Records from a dataset →
== Segment start ==

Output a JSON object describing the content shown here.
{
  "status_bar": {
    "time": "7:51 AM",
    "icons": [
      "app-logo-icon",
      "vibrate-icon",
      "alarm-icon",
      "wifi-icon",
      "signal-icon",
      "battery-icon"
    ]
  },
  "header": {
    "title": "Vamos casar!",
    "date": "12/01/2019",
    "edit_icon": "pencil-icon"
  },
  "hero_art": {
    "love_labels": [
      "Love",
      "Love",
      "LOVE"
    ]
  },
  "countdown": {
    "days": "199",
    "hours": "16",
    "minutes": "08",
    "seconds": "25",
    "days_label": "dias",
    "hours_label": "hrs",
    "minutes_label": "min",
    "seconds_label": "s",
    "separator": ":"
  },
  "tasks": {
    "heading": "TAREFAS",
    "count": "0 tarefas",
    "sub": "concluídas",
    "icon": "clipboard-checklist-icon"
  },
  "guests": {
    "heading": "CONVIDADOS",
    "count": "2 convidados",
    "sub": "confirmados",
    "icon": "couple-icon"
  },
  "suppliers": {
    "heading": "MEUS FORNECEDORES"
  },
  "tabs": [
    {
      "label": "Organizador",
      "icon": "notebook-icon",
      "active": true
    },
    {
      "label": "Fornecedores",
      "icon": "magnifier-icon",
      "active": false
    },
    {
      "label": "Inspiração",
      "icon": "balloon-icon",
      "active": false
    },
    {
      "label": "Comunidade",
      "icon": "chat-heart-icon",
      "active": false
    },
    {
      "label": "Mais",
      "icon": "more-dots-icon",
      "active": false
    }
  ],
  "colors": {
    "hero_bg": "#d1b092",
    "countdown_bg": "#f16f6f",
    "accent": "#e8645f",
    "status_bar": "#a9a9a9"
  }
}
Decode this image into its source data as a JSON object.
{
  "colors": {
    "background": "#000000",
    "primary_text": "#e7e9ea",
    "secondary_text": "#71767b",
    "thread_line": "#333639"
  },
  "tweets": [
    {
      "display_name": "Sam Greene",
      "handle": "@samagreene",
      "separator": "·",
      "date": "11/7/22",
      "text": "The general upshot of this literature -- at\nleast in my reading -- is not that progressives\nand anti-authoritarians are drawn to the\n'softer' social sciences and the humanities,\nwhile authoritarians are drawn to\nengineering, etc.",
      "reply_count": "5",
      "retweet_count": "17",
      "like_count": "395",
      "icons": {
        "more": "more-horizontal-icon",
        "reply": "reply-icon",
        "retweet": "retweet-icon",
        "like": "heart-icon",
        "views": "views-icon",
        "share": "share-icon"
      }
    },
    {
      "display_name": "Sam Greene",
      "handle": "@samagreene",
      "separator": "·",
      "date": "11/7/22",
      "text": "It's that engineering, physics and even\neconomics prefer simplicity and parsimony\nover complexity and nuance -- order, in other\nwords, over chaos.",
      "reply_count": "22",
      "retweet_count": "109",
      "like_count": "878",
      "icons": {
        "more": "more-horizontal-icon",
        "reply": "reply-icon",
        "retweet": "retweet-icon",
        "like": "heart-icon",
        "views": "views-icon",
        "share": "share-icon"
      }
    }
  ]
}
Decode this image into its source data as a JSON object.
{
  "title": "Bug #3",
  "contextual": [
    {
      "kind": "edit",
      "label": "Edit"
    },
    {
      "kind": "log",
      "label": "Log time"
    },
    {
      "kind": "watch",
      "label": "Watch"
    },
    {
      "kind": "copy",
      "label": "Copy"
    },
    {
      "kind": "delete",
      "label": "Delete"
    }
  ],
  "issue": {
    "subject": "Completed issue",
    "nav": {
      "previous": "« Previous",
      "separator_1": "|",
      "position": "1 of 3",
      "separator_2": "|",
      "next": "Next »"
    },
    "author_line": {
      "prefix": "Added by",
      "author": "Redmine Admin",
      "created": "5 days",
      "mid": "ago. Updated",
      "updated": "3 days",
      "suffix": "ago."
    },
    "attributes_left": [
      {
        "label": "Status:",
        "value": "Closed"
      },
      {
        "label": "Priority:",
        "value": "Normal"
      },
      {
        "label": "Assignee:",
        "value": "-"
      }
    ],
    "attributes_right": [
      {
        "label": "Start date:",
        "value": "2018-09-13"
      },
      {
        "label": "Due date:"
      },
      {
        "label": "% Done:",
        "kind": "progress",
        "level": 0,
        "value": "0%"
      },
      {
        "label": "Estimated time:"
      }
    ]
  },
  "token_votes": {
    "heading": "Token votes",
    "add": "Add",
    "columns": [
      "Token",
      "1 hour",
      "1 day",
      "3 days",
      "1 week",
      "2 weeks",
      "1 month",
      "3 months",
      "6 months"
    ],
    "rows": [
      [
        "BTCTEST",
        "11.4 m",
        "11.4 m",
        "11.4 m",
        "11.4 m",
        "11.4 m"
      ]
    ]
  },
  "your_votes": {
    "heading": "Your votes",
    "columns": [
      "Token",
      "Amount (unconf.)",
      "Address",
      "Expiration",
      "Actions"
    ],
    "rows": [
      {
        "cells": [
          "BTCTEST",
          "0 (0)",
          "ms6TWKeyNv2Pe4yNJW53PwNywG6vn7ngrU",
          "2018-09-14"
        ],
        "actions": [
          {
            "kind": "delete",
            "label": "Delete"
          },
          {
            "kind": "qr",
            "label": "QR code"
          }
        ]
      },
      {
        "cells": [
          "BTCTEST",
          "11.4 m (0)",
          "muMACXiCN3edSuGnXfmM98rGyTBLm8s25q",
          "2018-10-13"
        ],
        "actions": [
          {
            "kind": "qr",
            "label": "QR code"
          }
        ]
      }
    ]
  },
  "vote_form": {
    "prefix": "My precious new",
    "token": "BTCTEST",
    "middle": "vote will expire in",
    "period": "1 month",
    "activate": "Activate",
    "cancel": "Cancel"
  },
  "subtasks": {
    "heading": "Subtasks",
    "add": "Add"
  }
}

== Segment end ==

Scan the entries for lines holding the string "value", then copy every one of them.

        "value": "Closed"
        "value": "Normal"
        "value": "-"
        "value": "2018-09-13"
        "value": "0%"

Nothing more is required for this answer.